We had our desktop computer, the one the kids use the most, in a small computer armoire in the living room. I had come to loathe it. The doors didn’t latch properly anymore, the keyboard tray glides had lost all their ball bearings, dust and trash collected behind the monitor, and the extra storage cubbies just stored things that we forgot about and obviously didn’t need (old holiday cards, obsolete computer software, empty printer cartridges…). And if someone actually needed to do some work at the computer (it does happen once in a while), there was no desk surface on which to spread books and materials.

I wanted a new desk, very simple, with no drawers or cubbies that could collect junk. Being me, I didn’t want to spend much money. Also, I have a garage full of old hollow core closet doors just waiting for a project.
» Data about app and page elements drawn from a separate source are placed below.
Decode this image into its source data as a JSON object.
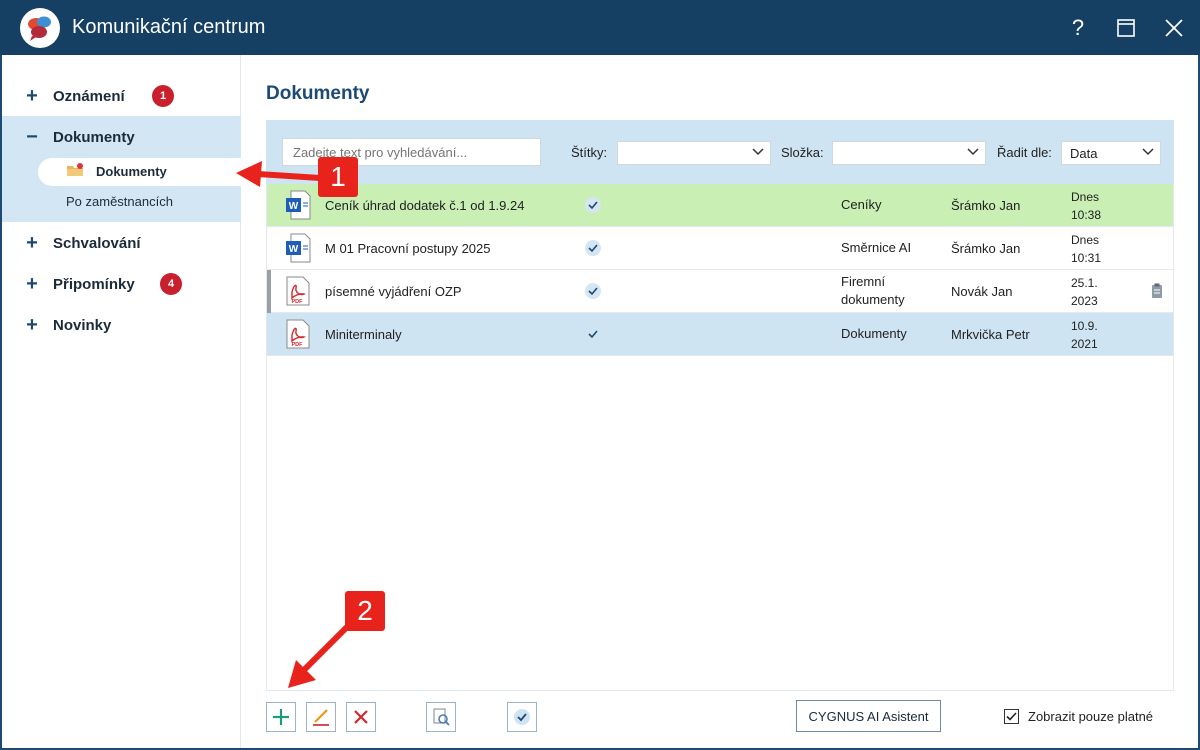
{
  "window": {
    "title": "Komunikační centrum",
    "help_glyph": "?"
  },
  "sidebar": {
    "items": [
      {
        "sign": "+",
        "label": "Oznámení",
        "badge": "1"
      },
      {
        "sign": "−",
        "label": "Dokumenty"
      },
      {
        "sign": "+",
        "label": "Schvalování"
      },
      {
        "sign": "+",
        "label": "Připomínky",
        "badge": "4"
      },
      {
        "sign": "+",
        "label": "Novinky"
      }
    ],
    "subitems": [
      {
        "label": "Dokumenty",
        "active": true
      },
      {
        "label": "Po zaměstnancích"
      }
    ]
  },
  "main": {
    "title": "Dokumenty",
    "search": {
      "placeholder": "Zadejte text pro vyhledávání..."
    },
    "filters": {
      "tags_label": "Štítky:",
      "tags_value": "",
      "folder_label": "Složka:",
      "folder_value": "",
      "sort_label": "Řadit dle:",
      "sort_value": "Data"
    },
    "rows": [
      {
        "type": "word",
        "name": "Ceník úhrad dodatek č.1 od 1.9.24",
        "category": "Ceníky",
        "user": "Šrámko Jan",
        "date_line1": "Dnes",
        "date_line2": "10:38"
      },
      {
        "type": "word",
        "name": "M 01 Pracovní postupy 2025",
        "category": "Směrnice AI",
        "user": "Šrámko Jan",
        "date_line1": "Dnes",
        "date_line2": "10:31"
      },
      {
        "type": "pdf",
        "name": "písemné vyjádření OZP",
        "category_line1": "Firemní",
        "category_line2": "dokumenty",
        "user": "Novák Jan",
        "date_line1": "25.1.",
        "date_line2": "2023"
      },
      {
        "type": "pdf",
        "name": "Miniterminaly",
        "category": "Dokumenty",
        "user": "Mrkvička Petr",
        "date_line1": "10.9.",
        "date_line2": "2021"
      }
    ],
    "file_icon_labels": {
      "word": "W",
      "pdf": "PDF"
    }
  },
  "bottombar": {
    "ai_button": "CYGNUS AI Asistent",
    "only_valid_label": "Zobrazit pouze platné",
    "only_valid_checked": true
  },
  "annotations": {
    "callout1": "1",
    "callout2": "2"
  },
  "colors": {
    "titlebar": "#163f64",
    "accent": "#1c4a73",
    "row_green": "#c9efb4",
    "row_blue": "#cfe4f2",
    "badge": "#c8202d",
    "callout": "#e8231c"
  }
}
I did buy some trestle legs from Ikea, but that was my only investment. I chose one of the narrower doors in my stash and used some Citri-Strip gel to remove the paint from the side edges. Then I used my jigsaw to cut the door to the length that would fit between the wall and the window in the living room corner. I had to use a little wood filler where the veneer started to chip off.

I sanded the whole thing and applied two coats of Minwax Wood Finish in Ebony. When it was dry, I coated the door in paste wax and buffed it until it was shiny.

But remember–this was a hollow core door, so when I shortened it, I lost the finished edge on one end. The other end wasn’t looking too great, either. I scrounged up a couple of 1″ x 2″ pieces of primed MDF in the garage left from some other project and spray painted them with some oil-rubbed bronze. I was just lucky that the color matched the stain really well. I nailed the pieces as best I could to the ends of the door, and that was that.

This is no polished piece of carpentry.

But you know what? I don’t mind. From a distance, it looks nice. “Like it came from West Elm!” cheered the Hub. (You can see why I keep him around.) A box to store the kids’ headphones (essential so that I don’t have to listen to Minecraft sound effects, episodes of iCarly, or Curious George games) and a pencil cup is all the storage we need. I was going to hang a small memo board to post computer-related reminders (user names and URLs), but I might just keep a little notebook in the box instead.

The one problem I haven’t solved is cord wrangling. I suppose I could do a better job of tidying up the extra lengths of cable and power cords. I’ve seen a few people hide the power strip and modem in a decorative box, but somehow that seems like a fire hazard to me.

I’ve already noticed that it’s easier for two kids to pull up chairs and play together. (Mr. Ten has been giving Miss Seven lessons in Minecraft.) It’s been three days, and the area has stayed nice and tidy. I even found a spot to hang my map plates that wouldn’t fit in the dining room. And if the new desktop doesn’t withstand the abuse it’s sure to suffer, at least I didn’t spend any money on it.

What would you make with old door?